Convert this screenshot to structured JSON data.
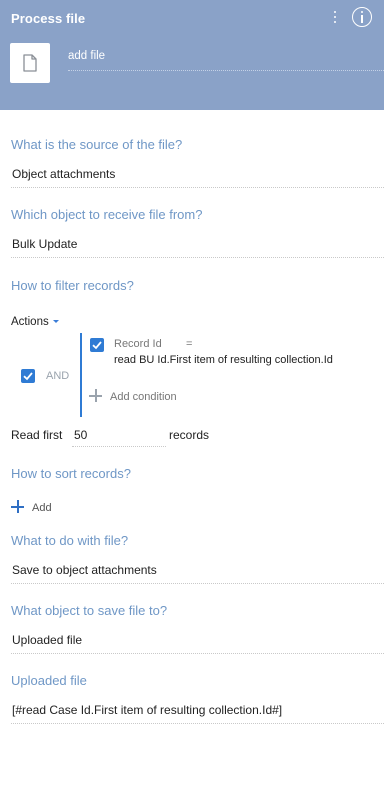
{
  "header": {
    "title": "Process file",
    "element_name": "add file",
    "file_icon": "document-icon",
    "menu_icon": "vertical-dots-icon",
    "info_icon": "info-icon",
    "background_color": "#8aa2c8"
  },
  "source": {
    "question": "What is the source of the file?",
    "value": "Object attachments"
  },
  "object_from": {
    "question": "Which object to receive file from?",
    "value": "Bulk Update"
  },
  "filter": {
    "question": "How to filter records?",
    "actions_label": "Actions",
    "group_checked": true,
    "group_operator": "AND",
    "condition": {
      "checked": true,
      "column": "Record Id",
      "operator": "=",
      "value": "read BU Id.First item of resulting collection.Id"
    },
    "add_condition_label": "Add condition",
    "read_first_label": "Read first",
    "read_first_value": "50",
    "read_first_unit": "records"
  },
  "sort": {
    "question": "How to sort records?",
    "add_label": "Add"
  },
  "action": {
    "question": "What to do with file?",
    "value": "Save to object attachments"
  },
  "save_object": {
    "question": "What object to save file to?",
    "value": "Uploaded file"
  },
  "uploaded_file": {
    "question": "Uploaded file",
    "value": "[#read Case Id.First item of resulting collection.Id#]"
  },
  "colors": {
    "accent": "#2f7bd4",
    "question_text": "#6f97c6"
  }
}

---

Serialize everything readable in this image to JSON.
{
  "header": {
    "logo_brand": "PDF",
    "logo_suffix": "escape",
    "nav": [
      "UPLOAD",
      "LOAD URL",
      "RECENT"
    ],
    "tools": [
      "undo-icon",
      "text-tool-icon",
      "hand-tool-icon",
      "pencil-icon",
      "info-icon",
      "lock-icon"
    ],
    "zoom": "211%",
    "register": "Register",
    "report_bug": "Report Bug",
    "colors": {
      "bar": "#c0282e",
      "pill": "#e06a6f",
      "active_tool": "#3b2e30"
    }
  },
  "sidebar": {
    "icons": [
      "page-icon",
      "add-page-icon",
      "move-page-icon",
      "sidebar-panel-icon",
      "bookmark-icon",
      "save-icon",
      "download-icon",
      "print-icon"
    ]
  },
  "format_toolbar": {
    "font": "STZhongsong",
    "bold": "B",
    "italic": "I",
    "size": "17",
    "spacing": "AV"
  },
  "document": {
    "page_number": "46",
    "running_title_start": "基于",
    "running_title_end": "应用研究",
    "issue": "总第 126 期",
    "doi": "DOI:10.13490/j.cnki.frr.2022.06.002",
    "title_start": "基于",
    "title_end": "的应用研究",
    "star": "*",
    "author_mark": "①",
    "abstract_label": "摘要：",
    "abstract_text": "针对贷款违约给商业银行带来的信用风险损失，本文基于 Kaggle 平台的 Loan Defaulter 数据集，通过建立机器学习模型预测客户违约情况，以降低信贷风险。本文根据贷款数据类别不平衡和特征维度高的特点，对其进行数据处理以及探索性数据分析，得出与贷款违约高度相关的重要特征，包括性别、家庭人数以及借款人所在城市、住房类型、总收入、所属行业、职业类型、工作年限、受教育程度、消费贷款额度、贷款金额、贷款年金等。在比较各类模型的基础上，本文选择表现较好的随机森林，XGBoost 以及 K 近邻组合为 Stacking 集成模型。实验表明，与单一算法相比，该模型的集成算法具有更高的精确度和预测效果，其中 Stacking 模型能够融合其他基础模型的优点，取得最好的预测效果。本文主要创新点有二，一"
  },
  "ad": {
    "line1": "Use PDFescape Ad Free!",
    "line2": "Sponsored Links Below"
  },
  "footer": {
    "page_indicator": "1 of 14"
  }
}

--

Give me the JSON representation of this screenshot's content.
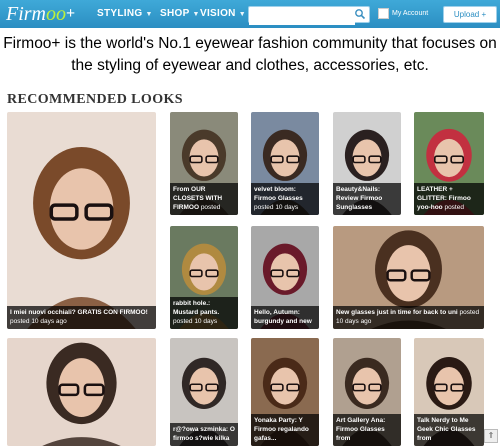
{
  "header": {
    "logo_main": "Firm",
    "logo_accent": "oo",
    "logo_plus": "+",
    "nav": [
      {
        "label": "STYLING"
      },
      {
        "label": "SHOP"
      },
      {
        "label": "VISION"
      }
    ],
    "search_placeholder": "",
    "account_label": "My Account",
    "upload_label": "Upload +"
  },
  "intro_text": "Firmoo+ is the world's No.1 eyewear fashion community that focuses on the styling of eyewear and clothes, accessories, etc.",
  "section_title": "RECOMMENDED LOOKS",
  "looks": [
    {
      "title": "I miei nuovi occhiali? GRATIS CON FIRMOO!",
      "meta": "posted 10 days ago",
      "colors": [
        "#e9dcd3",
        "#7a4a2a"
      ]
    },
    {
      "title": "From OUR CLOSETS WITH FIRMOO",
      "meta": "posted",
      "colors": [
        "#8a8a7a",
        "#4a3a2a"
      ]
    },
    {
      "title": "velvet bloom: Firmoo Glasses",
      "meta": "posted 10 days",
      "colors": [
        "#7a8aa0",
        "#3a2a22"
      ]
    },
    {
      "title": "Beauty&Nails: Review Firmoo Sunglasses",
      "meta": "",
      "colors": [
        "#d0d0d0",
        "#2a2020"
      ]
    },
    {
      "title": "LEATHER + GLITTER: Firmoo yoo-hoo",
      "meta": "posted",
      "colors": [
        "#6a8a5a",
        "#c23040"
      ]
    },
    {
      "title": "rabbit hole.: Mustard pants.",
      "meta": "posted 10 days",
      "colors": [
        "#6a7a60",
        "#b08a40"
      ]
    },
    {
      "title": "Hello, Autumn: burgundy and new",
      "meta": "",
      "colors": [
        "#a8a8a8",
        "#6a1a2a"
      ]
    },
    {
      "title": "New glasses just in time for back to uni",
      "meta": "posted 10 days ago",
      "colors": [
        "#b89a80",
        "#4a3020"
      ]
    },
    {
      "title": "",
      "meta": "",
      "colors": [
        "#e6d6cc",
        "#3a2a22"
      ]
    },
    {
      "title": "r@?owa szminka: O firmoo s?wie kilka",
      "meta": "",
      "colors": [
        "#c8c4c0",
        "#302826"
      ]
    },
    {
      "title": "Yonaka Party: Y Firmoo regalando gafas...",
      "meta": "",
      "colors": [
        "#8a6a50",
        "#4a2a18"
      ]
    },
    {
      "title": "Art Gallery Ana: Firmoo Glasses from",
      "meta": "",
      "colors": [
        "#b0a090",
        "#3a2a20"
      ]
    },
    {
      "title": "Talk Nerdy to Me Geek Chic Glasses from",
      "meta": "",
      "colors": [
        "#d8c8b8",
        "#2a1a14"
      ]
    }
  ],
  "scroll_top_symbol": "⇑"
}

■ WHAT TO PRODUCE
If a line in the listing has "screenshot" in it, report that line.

■ ANSWER SPACE
Convert this screenshot to structured JSON data.
Give me the JSON representation of this screenshot's content.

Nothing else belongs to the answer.